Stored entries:
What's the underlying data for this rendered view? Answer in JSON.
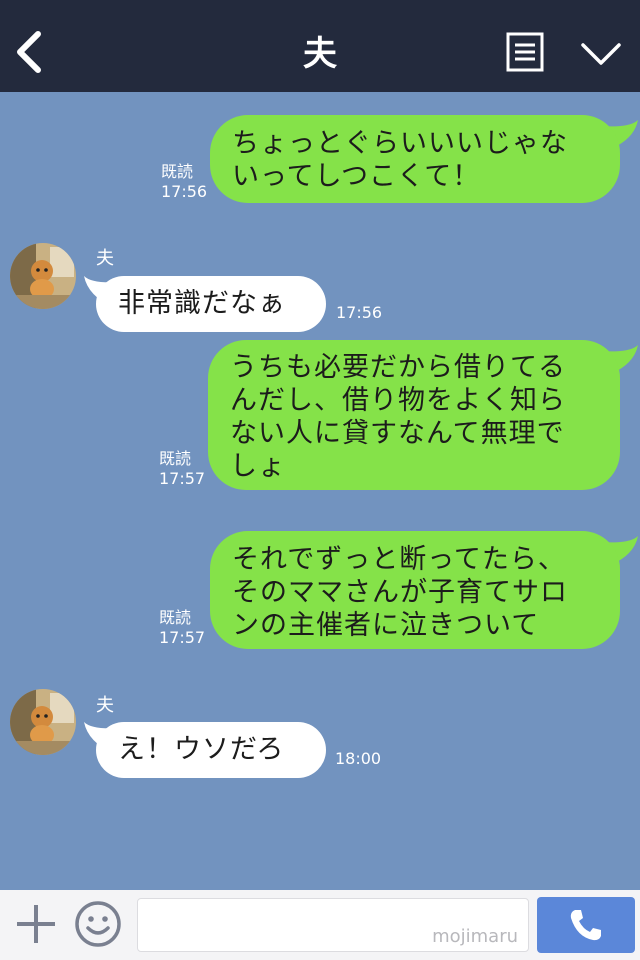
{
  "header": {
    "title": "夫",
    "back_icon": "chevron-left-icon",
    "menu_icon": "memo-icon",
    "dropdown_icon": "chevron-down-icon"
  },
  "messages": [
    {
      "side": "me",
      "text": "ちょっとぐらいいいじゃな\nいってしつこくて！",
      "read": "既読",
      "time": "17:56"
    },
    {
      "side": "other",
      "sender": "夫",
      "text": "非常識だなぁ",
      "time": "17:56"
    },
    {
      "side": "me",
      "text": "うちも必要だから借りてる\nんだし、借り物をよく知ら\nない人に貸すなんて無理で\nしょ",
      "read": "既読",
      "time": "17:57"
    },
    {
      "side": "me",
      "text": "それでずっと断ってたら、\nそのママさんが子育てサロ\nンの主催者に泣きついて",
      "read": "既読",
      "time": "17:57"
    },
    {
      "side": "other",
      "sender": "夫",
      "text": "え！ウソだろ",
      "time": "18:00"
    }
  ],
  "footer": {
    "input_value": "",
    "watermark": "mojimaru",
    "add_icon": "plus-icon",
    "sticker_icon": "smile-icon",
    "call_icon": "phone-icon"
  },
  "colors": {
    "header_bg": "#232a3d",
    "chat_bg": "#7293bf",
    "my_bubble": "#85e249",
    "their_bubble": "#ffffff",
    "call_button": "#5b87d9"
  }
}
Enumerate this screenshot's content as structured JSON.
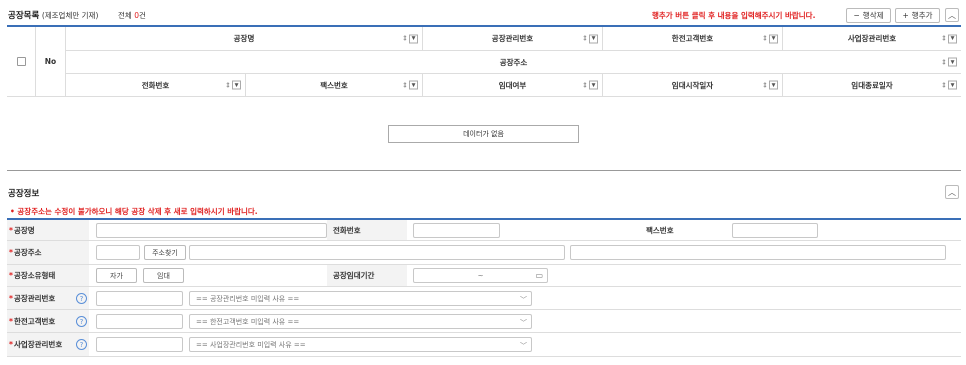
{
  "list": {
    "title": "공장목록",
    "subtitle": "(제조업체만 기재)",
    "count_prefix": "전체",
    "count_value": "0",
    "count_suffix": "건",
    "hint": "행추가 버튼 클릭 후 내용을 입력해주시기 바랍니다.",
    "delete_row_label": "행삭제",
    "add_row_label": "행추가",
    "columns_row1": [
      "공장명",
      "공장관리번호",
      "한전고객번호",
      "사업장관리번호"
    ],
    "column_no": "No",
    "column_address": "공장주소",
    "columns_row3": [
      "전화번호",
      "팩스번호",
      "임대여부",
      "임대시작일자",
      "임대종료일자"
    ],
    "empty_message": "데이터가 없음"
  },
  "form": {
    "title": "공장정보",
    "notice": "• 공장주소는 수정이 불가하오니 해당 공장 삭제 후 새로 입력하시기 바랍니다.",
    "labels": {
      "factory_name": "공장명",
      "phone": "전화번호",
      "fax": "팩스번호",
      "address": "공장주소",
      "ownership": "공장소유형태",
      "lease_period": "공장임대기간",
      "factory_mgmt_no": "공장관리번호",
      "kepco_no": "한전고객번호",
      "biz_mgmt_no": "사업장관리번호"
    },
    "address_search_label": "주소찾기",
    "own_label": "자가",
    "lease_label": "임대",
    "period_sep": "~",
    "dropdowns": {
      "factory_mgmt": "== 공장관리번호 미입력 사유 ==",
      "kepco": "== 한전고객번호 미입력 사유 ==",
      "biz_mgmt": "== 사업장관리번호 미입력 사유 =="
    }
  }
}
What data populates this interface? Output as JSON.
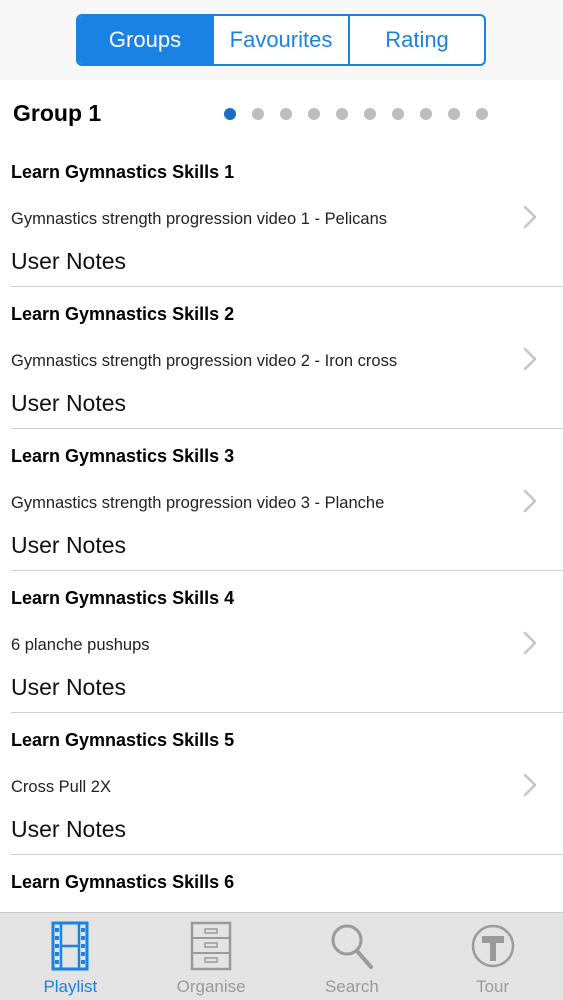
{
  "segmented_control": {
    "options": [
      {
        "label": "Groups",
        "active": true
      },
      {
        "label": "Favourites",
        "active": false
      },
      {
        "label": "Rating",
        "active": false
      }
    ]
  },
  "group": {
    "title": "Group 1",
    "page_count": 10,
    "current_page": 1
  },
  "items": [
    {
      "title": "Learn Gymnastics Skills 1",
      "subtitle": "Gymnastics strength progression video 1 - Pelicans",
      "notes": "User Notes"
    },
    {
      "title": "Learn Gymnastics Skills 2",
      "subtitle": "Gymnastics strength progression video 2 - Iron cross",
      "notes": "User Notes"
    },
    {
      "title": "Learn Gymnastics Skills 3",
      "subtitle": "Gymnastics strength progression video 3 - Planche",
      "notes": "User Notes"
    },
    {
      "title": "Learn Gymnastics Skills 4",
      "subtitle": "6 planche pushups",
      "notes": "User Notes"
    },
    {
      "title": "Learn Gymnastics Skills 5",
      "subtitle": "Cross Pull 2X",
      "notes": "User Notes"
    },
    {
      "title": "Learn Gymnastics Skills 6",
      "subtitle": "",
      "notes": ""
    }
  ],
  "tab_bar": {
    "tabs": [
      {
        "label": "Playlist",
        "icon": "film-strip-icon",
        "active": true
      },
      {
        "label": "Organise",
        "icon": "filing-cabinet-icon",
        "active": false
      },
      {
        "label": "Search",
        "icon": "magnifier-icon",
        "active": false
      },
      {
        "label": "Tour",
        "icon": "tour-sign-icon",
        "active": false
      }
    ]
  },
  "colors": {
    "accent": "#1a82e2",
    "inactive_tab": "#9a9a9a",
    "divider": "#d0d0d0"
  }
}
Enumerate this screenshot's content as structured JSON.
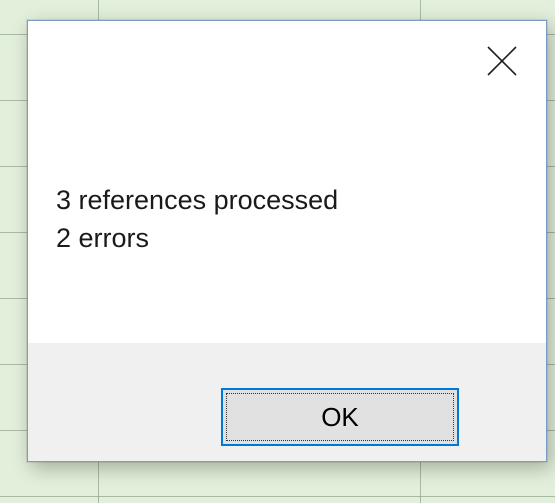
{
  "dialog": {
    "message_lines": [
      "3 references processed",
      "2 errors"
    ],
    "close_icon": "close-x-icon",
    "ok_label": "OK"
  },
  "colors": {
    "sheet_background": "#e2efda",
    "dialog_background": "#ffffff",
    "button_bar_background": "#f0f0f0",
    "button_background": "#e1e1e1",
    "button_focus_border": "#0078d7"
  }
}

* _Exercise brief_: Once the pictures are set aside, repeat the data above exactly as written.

* _Finished task_:
What's the underlying data for this rendered view? Answer in JSON.
{
  "header": {
    "title": "夫",
    "back_icon": "chevron-left-icon",
    "menu_icon": "memo-icon",
    "dropdown_icon": "chevron-down-icon"
  },
  "messages": [
    {
      "side": "me",
      "text": "ちょっとぐらいいいじゃな\nいってしつこくて！",
      "read": "既読",
      "time": "17:56"
    },
    {
      "side": "other",
      "sender": "夫",
      "text": "非常識だなぁ",
      "time": "17:56"
    },
    {
      "side": "me",
      "text": "うちも必要だから借りてる\nんだし、借り物をよく知ら\nない人に貸すなんて無理で\nしょ",
      "read": "既読",
      "time": "17:57"
    },
    {
      "side": "me",
      "text": "それでずっと断ってたら、\nそのママさんが子育てサロ\nンの主催者に泣きついて",
      "read": "既読",
      "time": "17:57"
    },
    {
      "side": "other",
      "sender": "夫",
      "text": "え！ウソだろ",
      "time": "18:00"
    }
  ],
  "footer": {
    "input_value": "",
    "watermark": "mojimaru",
    "add_icon": "plus-icon",
    "sticker_icon": "smile-icon",
    "call_icon": "phone-icon"
  },
  "colors": {
    "header_bg": "#232a3d",
    "chat_bg": "#7293bf",
    "my_bubble": "#85e249",
    "their_bubble": "#ffffff",
    "call_button": "#5b87d9"
  }
}
Enumerate this screenshot's content as structured JSON.
{
  "list": {
    "title": "공장목록",
    "subtitle": "(제조업체만 기재)",
    "count_prefix": "전체",
    "count_value": "0",
    "count_suffix": "건",
    "hint": "행추가 버튼 클릭 후 내용을 입력해주시기 바랍니다.",
    "delete_row_label": "행삭제",
    "add_row_label": "행추가",
    "columns_row1": [
      "공장명",
      "공장관리번호",
      "한전고객번호",
      "사업장관리번호"
    ],
    "column_no": "No",
    "column_address": "공장주소",
    "columns_row3": [
      "전화번호",
      "팩스번호",
      "임대여부",
      "임대시작일자",
      "임대종료일자"
    ],
    "empty_message": "데이터가 없음"
  },
  "form": {
    "title": "공장정보",
    "notice": "• 공장주소는 수정이 불가하오니 해당 공장 삭제 후 새로 입력하시기 바랍니다.",
    "labels": {
      "factory_name": "공장명",
      "phone": "전화번호",
      "fax": "팩스번호",
      "address": "공장주소",
      "ownership": "공장소유형태",
      "lease_period": "공장임대기간",
      "factory_mgmt_no": "공장관리번호",
      "kepco_no": "한전고객번호",
      "biz_mgmt_no": "사업장관리번호"
    },
    "address_search_label": "주소찾기",
    "own_label": "자가",
    "lease_label": "임대",
    "period_sep": "~",
    "dropdowns": {
      "factory_mgmt": "== 공장관리번호 미입력 사유 ==",
      "kepco": "== 한전고객번호 미입력 사유 ==",
      "biz_mgmt": "== 사업장관리번호 미입력 사유 =="
    }
  }
}
What data populates this interface? Output as JSON.
{
  "segmented_control": {
    "options": [
      {
        "label": "Groups",
        "active": true
      },
      {
        "label": "Favourites",
        "active": false
      },
      {
        "label": "Rating",
        "active": false
      }
    ]
  },
  "group": {
    "title": "Group 1",
    "page_count": 10,
    "current_page": 1
  },
  "items": [
    {
      "title": "Learn Gymnastics Skills 1",
      "subtitle": "Gymnastics strength progression video 1 - Pelicans",
      "notes": "User Notes"
    },
    {
      "title": "Learn Gymnastics Skills 2",
      "subtitle": "Gymnastics strength progression video 2 - Iron cross",
      "notes": "User Notes"
    },
    {
      "title": "Learn Gymnastics Skills 3",
      "subtitle": "Gymnastics strength progression video 3 - Planche",
      "notes": "User Notes"
    },
    {
      "title": "Learn Gymnastics Skills 4",
      "subtitle": "6 planche pushups",
      "notes": "User Notes"
    },
    {
      "title": "Learn Gymnastics Skills 5",
      "subtitle": "Cross Pull 2X",
      "notes": "User Notes"
    },
    {
      "title": "Learn Gymnastics Skills 6",
      "subtitle": "",
      "notes": ""
    }
  ],
  "tab_bar": {
    "tabs": [
      {
        "label": "Playlist",
        "icon": "film-strip-icon",
        "active": true
      },
      {
        "label": "Organise",
        "icon": "filing-cabinet-icon",
        "active": false
      },
      {
        "label": "Search",
        "icon": "magnifier-icon",
        "active": false
      },
      {
        "label": "Tour",
        "icon": "tour-sign-icon",
        "active": false
      }
    ]
  },
  "colors": {
    "accent": "#1a82e2",
    "inactive_tab": "#9a9a9a",
    "divider": "#d0d0d0"
  }
}
Enumerate this screenshot's content as structured JSON.
{
  "dialog": {
    "message_lines": [
      "3 references processed",
      "2 errors"
    ],
    "close_icon": "close-x-icon",
    "ok_label": "OK"
  },
  "colors": {
    "sheet_background": "#e2efda",
    "dialog_background": "#ffffff",
    "button_bar_background": "#f0f0f0",
    "button_background": "#e1e1e1",
    "button_focus_border": "#0078d7"
  }
}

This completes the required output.